- [EXERCISE REQUIREMENTS] Each entry needs to be restated exactly as written.

[Element data from apps and pages]
--

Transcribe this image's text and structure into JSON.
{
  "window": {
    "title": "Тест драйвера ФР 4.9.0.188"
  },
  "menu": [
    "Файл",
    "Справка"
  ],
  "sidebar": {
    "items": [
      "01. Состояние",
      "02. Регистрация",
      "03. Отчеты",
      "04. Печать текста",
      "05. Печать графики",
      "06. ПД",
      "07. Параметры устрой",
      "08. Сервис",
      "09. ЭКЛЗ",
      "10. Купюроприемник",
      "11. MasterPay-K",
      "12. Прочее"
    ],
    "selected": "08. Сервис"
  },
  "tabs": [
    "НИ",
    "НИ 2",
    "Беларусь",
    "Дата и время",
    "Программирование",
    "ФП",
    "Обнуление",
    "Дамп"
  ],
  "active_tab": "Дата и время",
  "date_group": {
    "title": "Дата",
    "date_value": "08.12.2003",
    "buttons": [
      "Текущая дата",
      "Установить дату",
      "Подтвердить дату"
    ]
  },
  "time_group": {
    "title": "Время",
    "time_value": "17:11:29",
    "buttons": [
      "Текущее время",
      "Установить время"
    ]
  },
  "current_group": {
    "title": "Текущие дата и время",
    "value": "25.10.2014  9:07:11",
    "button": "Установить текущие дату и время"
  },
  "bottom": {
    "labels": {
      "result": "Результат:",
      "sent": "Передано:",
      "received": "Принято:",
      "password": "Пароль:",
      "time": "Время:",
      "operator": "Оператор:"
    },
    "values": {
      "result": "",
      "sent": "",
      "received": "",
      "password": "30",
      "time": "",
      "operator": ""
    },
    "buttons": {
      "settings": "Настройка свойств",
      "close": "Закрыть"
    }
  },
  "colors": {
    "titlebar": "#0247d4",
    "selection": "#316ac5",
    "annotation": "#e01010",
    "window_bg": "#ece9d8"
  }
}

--

- [WRITTEN RESPONSE]
Transcribe this image's text and structure into JSON.
{
  "window": {
    "title": "Тест драйвера ФР 4.9.0.188"
  },
  "menu": [
    "Файл",
    "Справка"
  ],
  "sidebar": {
    "items": [
      "01. Состояние",
      "02. Регистрация",
      "03. Отчеты",
      "04. Печать текста",
      "05. Печать графики",
      "06. ПД",
      "07. Параметры устрой",
      "08. Сервис",
      "09. ЭКЛЗ",
      "10. Купюроприемник",
      "11. MasterPay-K",
      "12. Прочее"
    ],
    "selected": "08. Сервис"
  },
  "tabs": [
    "НИ",
    "НИ 2",
    "Беларусь",
    "Дата и время",
    "Программирование",
    "ФП",
    "Обнуление",
    "Дамп"
  ],
  "active_tab": "Дата и время",
  "date_group": {
    "title": "Дата",
    "date_value": "08.12.2003",
    "buttons": [
      "Текущая дата",
      "Установить дату",
      "Подтвердить дату"
    ]
  },
  "time_group": {
    "title": "Время",
    "time_value": "17:11:29",
    "buttons": [
      "Текущее время",
      "Установить время"
    ]
  },
  "current_group": {
    "title": "Текущие дата и время",
    "value": "25.10.2014  9:07:11",
    "button": "Установить текущие дату и время"
  },
  "bottom": {
    "labels": {
      "result": "Результат:",
      "sent": "Передано:",
      "received": "Принято:",
      "password": "Пароль:",
      "time": "Время:",
      "operator": "Оператор:"
    },
    "values": {
      "result": "",
      "sent": "",
      "received": "",
      "password": "30",
      "time": "",
      "operator": ""
    },
    "buttons": {
      "settings": "Настройка свойств",
      "close": "Закрыть"
    }
  },
  "colors": {
    "titlebar": "#0247d4",
    "selection": "#316ac5",
    "annotation": "#e01010",
    "window_bg": "#ece9d8"
  }
}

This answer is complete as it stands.